Gabbard, who didn’t respond to a request to comment for this story, has not responded to questions from the Honolulu Star-Advertiser in recent months about whether she intended to seek her congressional seat again next year. But political analysts in Hawaii have said they expect she will. And while she has trailed her opponents in fundraising so far during the presidential primary, those contributions for the most part can be transferred to her congressional campaign committee if she does bow out of the presidential primary, according to the Federal Election Commission.
In the meantime, Kahele has gotten off to an aggressive start in his campaign for the congressional seat with a donor list including such notable figures as Walter Dods, a longtime political strategist and supporter of leading Democrats. Dods is former chairman of First Hawaiian Bank and served as campaign chairman for the late U.S. Sen. Dan Inouye. Also donating to Kahele’s campaign are developer Stanford Carr; Alicia Moy, president and CEO of Hawaii Gas; Robert Nobriga, executive vice president and chief financial officer at American Savings Bank and a Kamehameha trustee; and Tim Johns, CEO of Zephyr Insurance who in the past chaired Mazie Hirono’s U.S. Senate campaign.
Kahele has also received contributions from Micah Kane, CEO of the Hawaii Community Foundation; Richard Egged, president of the Waikiki Improvement Association; William Kaneko, a partner in the Honolulu office of Denton’s; former Attorney General David Louie; Ivan Lui-Kwan, a director at Starn O’Toole Marcus & Fisher and former board chairman for the Honolulu Authority for Rapid Transportation; and Art Ushijima, president and CEO of The Queen’s Health Systems.

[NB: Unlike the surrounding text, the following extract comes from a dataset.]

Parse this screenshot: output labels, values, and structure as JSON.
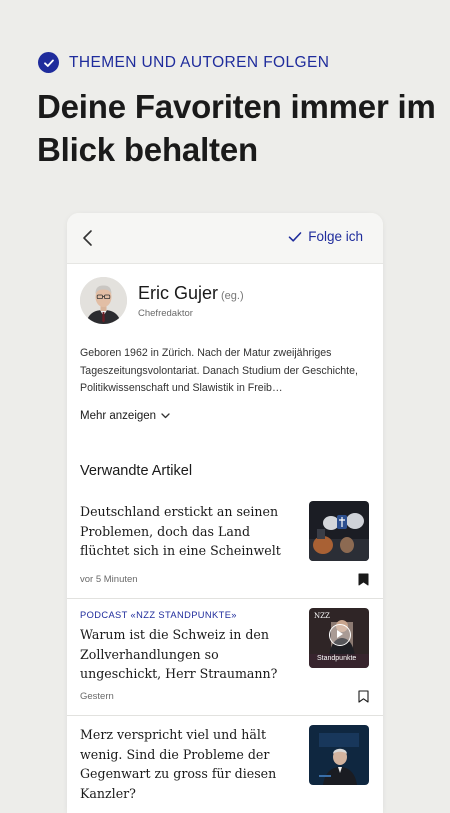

“I think it shows a lot of great momentum,” said Kahele of the contributions. “I think it’s a great first start in what I view as an uphill battle and a long road ahead.”
Kahele said that while it was unconventional for him to enter the race so early, he felt that he needed to in order to attract enough money and name recognition to seriously compete.
“I really felt that the work that I would need to put in and the amount of money I would need to raise and the grassroots, organizational structure I would need to develop over all of the neighbor islands and Oahu will take up a lot of my time,” he said.
He noted that he is still flying full time as a Hawaiian Airlines pilot, attending his monthly drills with the Hawaii National Guard, serving in the state Legislature and flying back to Hilo be with his wife and young kids.
“And so this is not something I just wanted to do on a whim six months before the primary,” he said. “I knew if I was going to do this that I needed to start now.”
While Kahele has already attracted a list of influential donors, that doesn’t mean that Gabbard won’t also attract significant support if she begins campaigning locally for the House seat she has held since 2012.
And the lack of financial support among political and business leaders in Hawaii for her presidential bid doesn’t mean she is losing support among regular voters, said John Hart, chairman of the communications department of Hawaii Pacific University. Gabbard has enjoyed high popularity ratings since being elected to Congress.
“She is a Democrat,” said Hart, “but she’s really never had the support of the party establishment and has never really sought it.”